Data about app and page elements
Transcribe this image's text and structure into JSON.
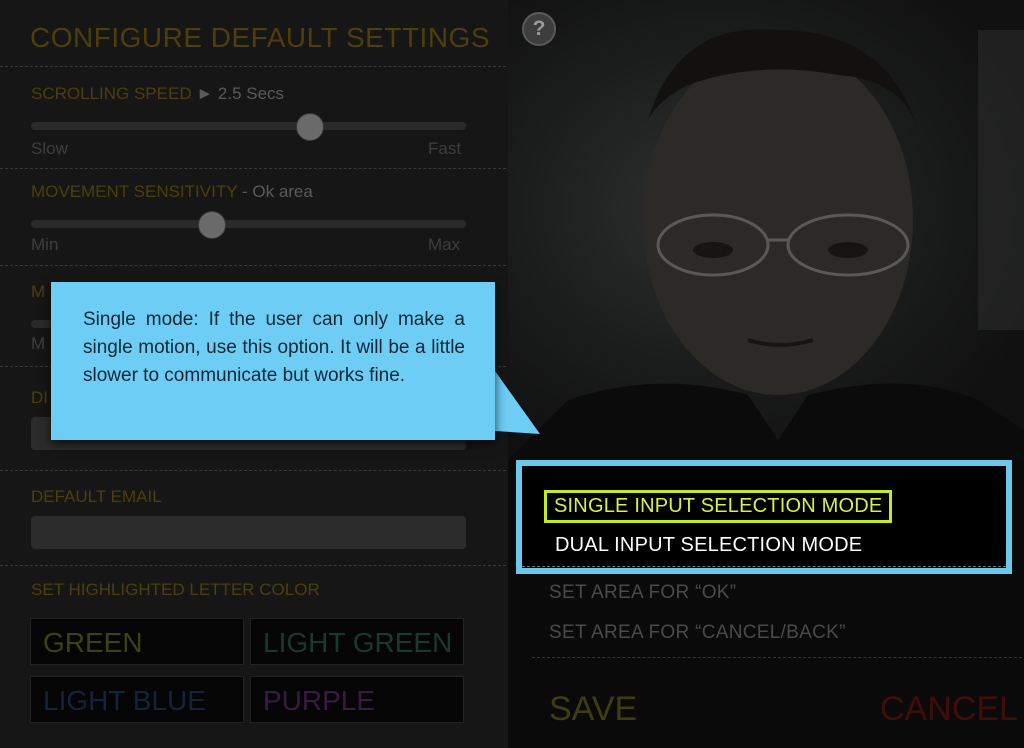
{
  "settings": {
    "title": "CONFIGURE DEFAULT SETTINGS",
    "scrolling_speed": {
      "label": "SCROLLING SPEED",
      "value": "► 2.5 Secs",
      "min_label": "Slow",
      "max_label": "Fast",
      "level": 0.65
    },
    "movement_sensitivity": {
      "label": "MOVEMENT SENSITIVITY",
      "value": "- Ok area",
      "min_label": "Min",
      "max_label": "Max",
      "level": 0.41
    },
    "third_row": {
      "label_fragment": "M",
      "min_fragment": "M"
    },
    "fourth_row": {
      "label_fragment": "DI"
    },
    "default_email": {
      "label": "DEFAULT EMAIL",
      "value": ""
    },
    "highlight_color": {
      "label": "SET HIGHLIGHTED LETTER COLOR",
      "options": [
        {
          "label": "GREEN",
          "color": "#3d4212"
        },
        {
          "label": "LIGHT GREEN",
          "color": "#183a2e"
        },
        {
          "label": "LIGHT BLUE",
          "color": "#14233c"
        },
        {
          "label": "PURPLE",
          "color": "#3a1a42"
        }
      ]
    }
  },
  "camera": {
    "help_icon": "question-icon",
    "help_label": "?"
  },
  "modes": {
    "items": [
      {
        "label": "SINGLE INPUT SELECTION MODE",
        "selected": true
      },
      {
        "label": "DUAL INPUT SELECTION MODE",
        "selected": false
      }
    ]
  },
  "areas": {
    "ok": "SET AREA FOR “OK”",
    "cancel_back": "SET AREA FOR “CANCEL/BACK”"
  },
  "actions": {
    "save": "SAVE",
    "cancel": "CANCEL"
  },
  "tooltip": {
    "text": "Single mode:  If the user can only make a single motion, use this option. It will be a little slower to communicate but works fine."
  },
  "colors": {
    "accent_highlight": "#c4ec1c",
    "mode_border": "#6bc8ea",
    "tooltip_bg": "#6dcdf5"
  }
}
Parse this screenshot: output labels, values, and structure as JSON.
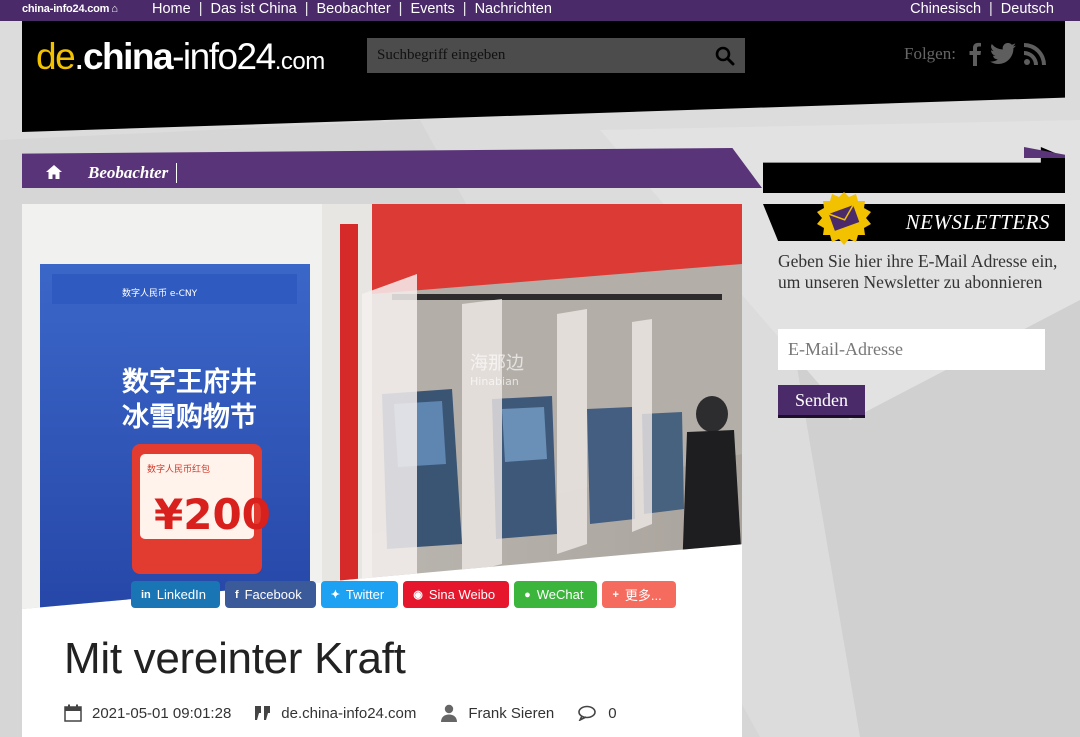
{
  "topbar": {
    "mini_logo": "china-info24.com",
    "nav": [
      "Home",
      "Das ist China",
      "Beobachter",
      "Events",
      "Nachrichten"
    ],
    "languages": [
      "Chinesisch",
      "Deutsch"
    ]
  },
  "header": {
    "logo": {
      "de": "de",
      "dot": ".",
      "china": "china",
      "dash": "-",
      "info": "info24",
      "com": ".com"
    },
    "search_placeholder": "Suchbegriff eingeben",
    "follow_label": "Folgen:"
  },
  "breadcrumb": {
    "section": "Beobachter"
  },
  "image_text": {
    "poster_line1": "数字王府井",
    "poster_line2": "冰雪购物节",
    "poster_amount": "¥200",
    "poster_small": "数字人民币红包",
    "poster_ecny": "数字人民币 e-CNY",
    "watermark_cn": "海那边",
    "watermark_en": "Hinabian"
  },
  "share": [
    {
      "label": "LinkedIn",
      "icon": "in",
      "color": "#1a75b5"
    },
    {
      "label": "Facebook",
      "icon": "f",
      "color": "#3b5a9a"
    },
    {
      "label": "Twitter",
      "icon": "✦",
      "color": "#1da1f2"
    },
    {
      "label": "Sina Weibo",
      "icon": "◉",
      "color": "#e6162d"
    },
    {
      "label": "WeChat",
      "icon": "●",
      "color": "#3bb53b"
    },
    {
      "label": "更多...",
      "icon": "+",
      "color": "#f56b5e"
    }
  ],
  "article": {
    "title": "Mit vereinter Kraft",
    "date": "2021-05-01 09:01:28",
    "source": "de.china-info24.com",
    "author": "Frank Sieren",
    "comments": "0"
  },
  "sidebar": {
    "newsletter_title": "NEWSLETTERS",
    "newsletter_text": "Geben Sie hier ihre E-Mail Adresse ein, um unseren Newsletter zu abonnieren",
    "email_placeholder": "E-Mail-Adresse",
    "submit_label": "Senden"
  },
  "colors": {
    "purple": "#4a2a68",
    "brand_yellow": "#f2c100"
  }
}
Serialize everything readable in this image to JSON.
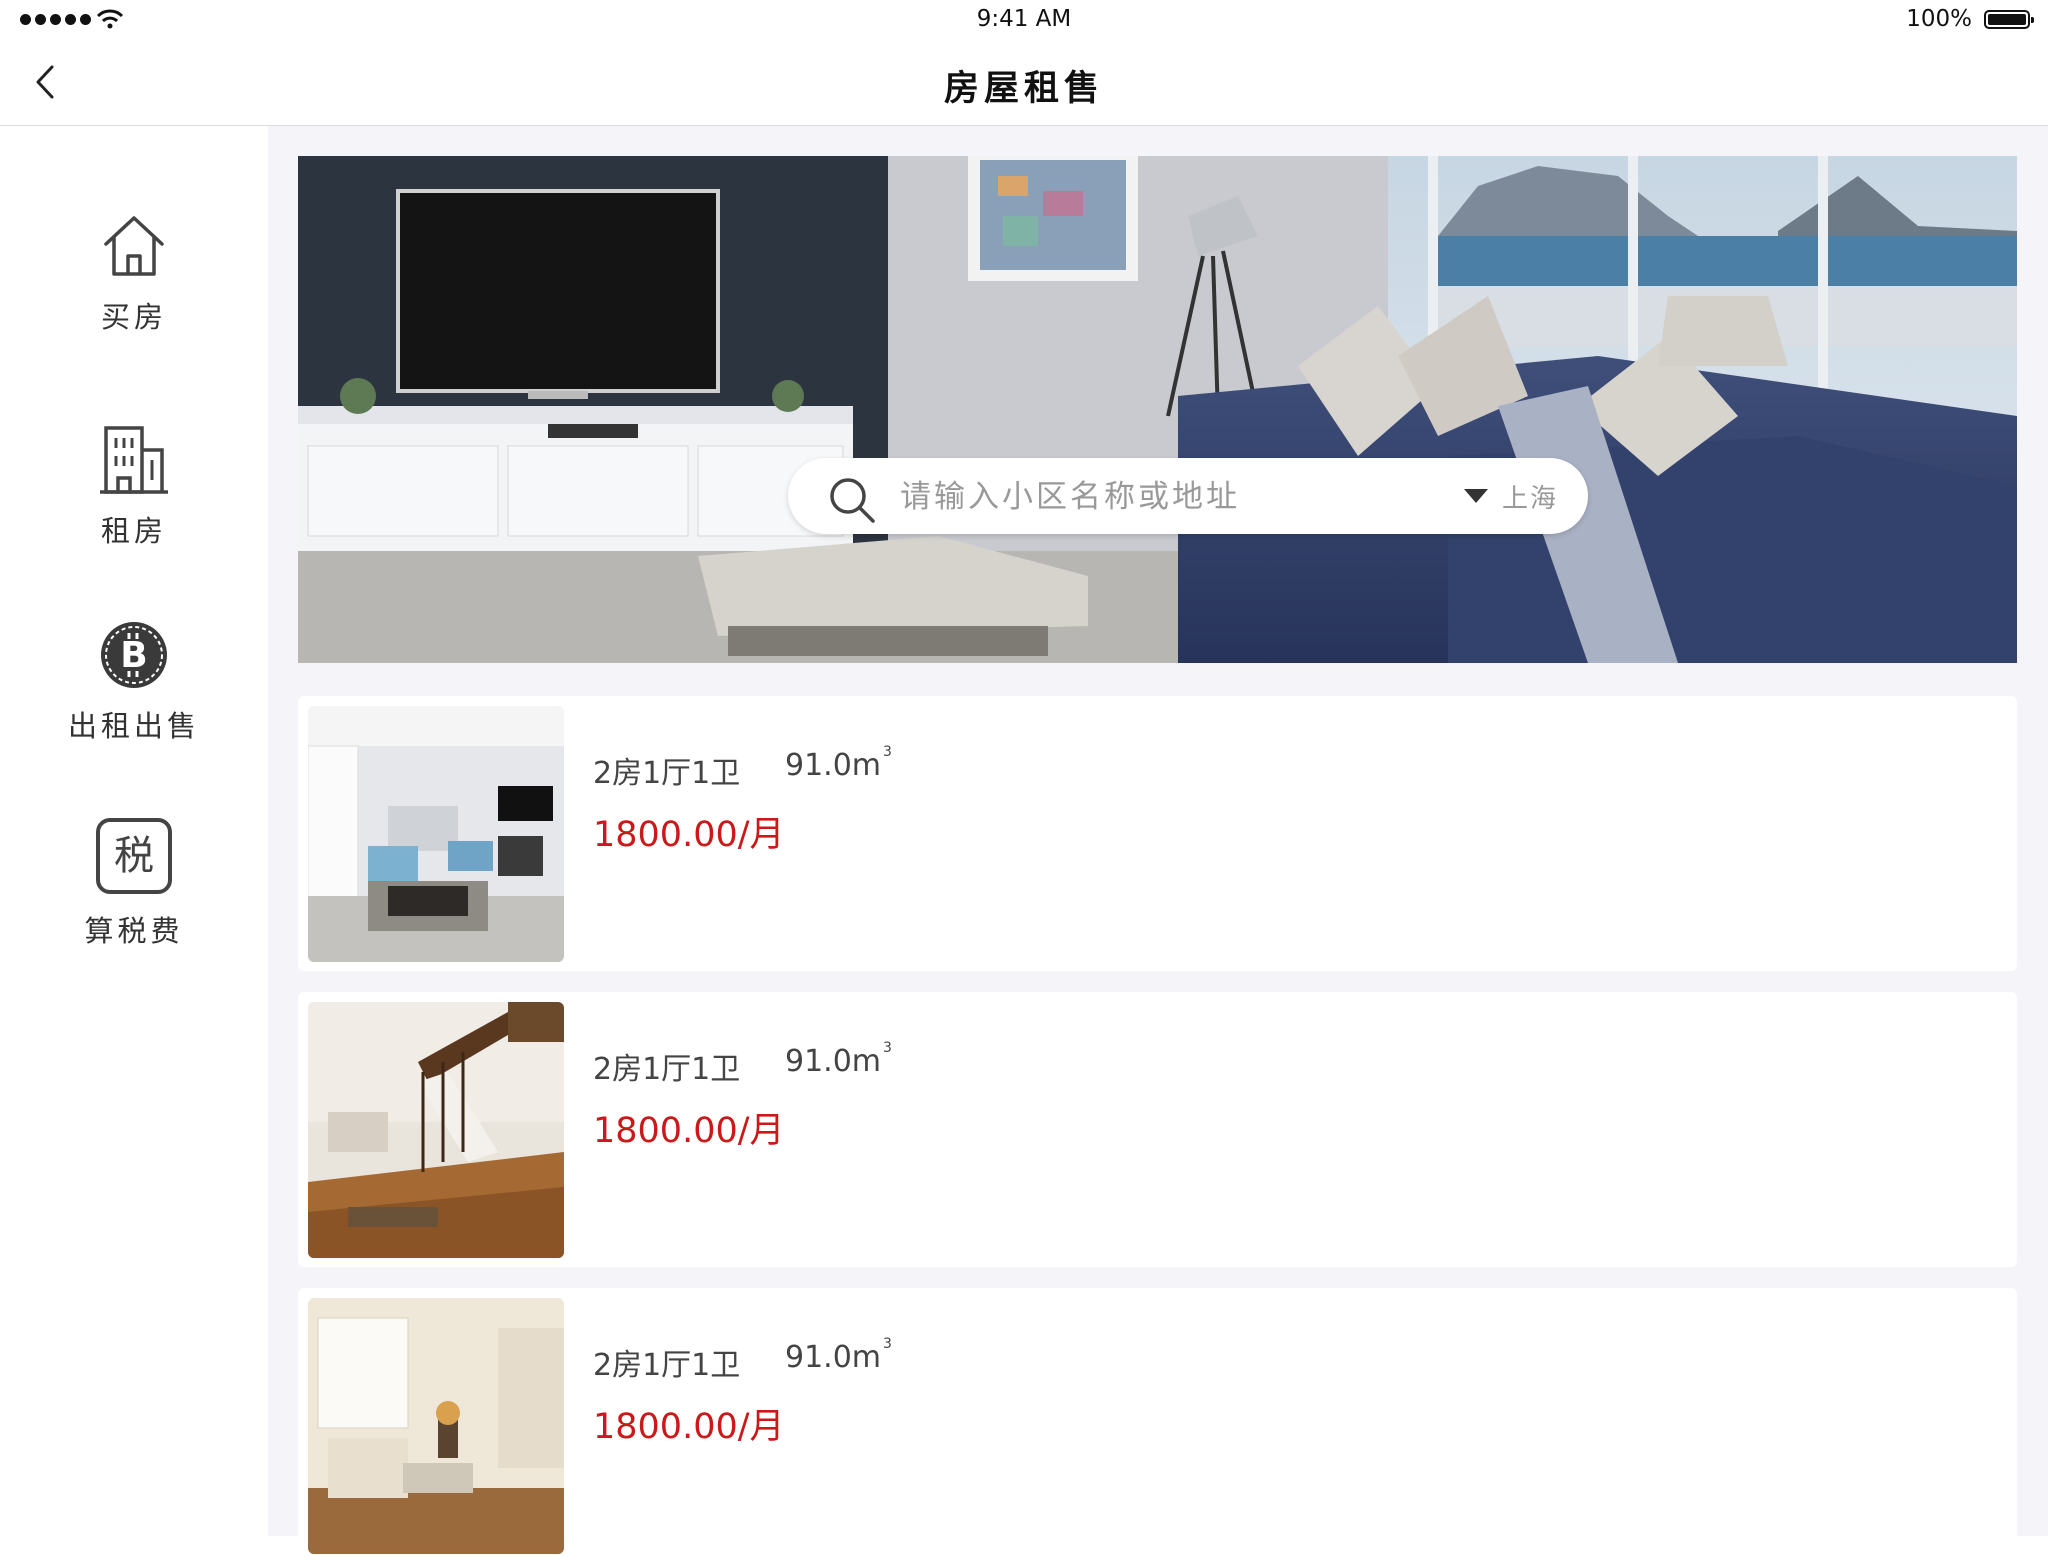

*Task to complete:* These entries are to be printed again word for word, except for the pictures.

*Result:*
Transcribe this image's text and structure into JSON.
{
  "settings": {
    "title": "CONFIGURE DEFAULT SETTINGS",
    "scrolling_speed": {
      "label": "SCROLLING SPEED",
      "value": "► 2.5 Secs",
      "min_label": "Slow",
      "max_label": "Fast",
      "level": 0.65
    },
    "movement_sensitivity": {
      "label": "MOVEMENT SENSITIVITY",
      "value": "- Ok area",
      "min_label": "Min",
      "max_label": "Max",
      "level": 0.41
    },
    "third_row": {
      "label_fragment": "M",
      "min_fragment": "M"
    },
    "fourth_row": {
      "label_fragment": "DI"
    },
    "default_email": {
      "label": "DEFAULT EMAIL",
      "value": ""
    },
    "highlight_color": {
      "label": "SET HIGHLIGHTED LETTER COLOR",
      "options": [
        {
          "label": "GREEN",
          "color": "#3d4212"
        },
        {
          "label": "LIGHT GREEN",
          "color": "#183a2e"
        },
        {
          "label": "LIGHT BLUE",
          "color": "#14233c"
        },
        {
          "label": "PURPLE",
          "color": "#3a1a42"
        }
      ]
    }
  },
  "camera": {
    "help_icon": "question-icon",
    "help_label": "?"
  },
  "modes": {
    "items": [
      {
        "label": "SINGLE INPUT SELECTION MODE",
        "selected": true
      },
      {
        "label": "DUAL INPUT SELECTION MODE",
        "selected": false
      }
    ]
  },
  "areas": {
    "ok": "SET AREA FOR “OK”",
    "cancel_back": "SET AREA FOR “CANCEL/BACK”"
  },
  "actions": {
    "save": "SAVE",
    "cancel": "CANCEL"
  },
  "tooltip": {
    "text": "Single mode:  If the user can only make a single motion, use this option. It will be a little slower to communicate but works fine."
  },
  "colors": {
    "accent_highlight": "#c4ec1c",
    "mode_border": "#6bc8ea",
    "tooltip_bg": "#6dcdf5"
  }
}
Parse this screenshot: output labels, values, and structure as JSON.
{
  "topbar": {
    "mini_logo": "china-info24.com",
    "nav": [
      "Home",
      "Das ist China",
      "Beobachter",
      "Events",
      "Nachrichten"
    ],
    "languages": [
      "Chinesisch",
      "Deutsch"
    ]
  },
  "header": {
    "logo": {
      "de": "de",
      "dot": ".",
      "china": "china",
      "dash": "-",
      "info": "info24",
      "com": ".com"
    },
    "search_placeholder": "Suchbegriff eingeben",
    "follow_label": "Folgen:"
  },
  "breadcrumb": {
    "section": "Beobachter"
  },
  "image_text": {
    "poster_line1": "数字王府井",
    "poster_line2": "冰雪购物节",
    "poster_amount": "¥200",
    "poster_small": "数字人民币红包",
    "poster_ecny": "数字人民币 e-CNY",
    "watermark_cn": "海那边",
    "watermark_en": "Hinabian"
  },
  "share": [
    {
      "label": "LinkedIn",
      "icon": "in",
      "color": "#1a75b5"
    },
    {
      "label": "Facebook",
      "icon": "f",
      "color": "#3b5a9a"
    },
    {
      "label": "Twitter",
      "icon": "✦",
      "color": "#1da1f2"
    },
    {
      "label": "Sina Weibo",
      "icon": "◉",
      "color": "#e6162d"
    },
    {
      "label": "WeChat",
      "icon": "●",
      "color": "#3bb53b"
    },
    {
      "label": "更多...",
      "icon": "+",
      "color": "#f56b5e"
    }
  ],
  "article": {
    "title": "Mit vereinter Kraft",
    "date": "2021-05-01 09:01:28",
    "source": "de.china-info24.com",
    "author": "Frank Sieren",
    "comments": "0"
  },
  "sidebar": {
    "newsletter_title": "NEWSLETTERS",
    "newsletter_text": "Geben Sie hier ihre E-Mail Adresse ein, um unseren Newsletter zu abonnieren",
    "email_placeholder": "E-Mail-Adresse",
    "submit_label": "Senden"
  },
  "colors": {
    "purple": "#4a2a68",
    "brand_yellow": "#f2c100"
  }
}
Serialize everything readable in this image to JSON.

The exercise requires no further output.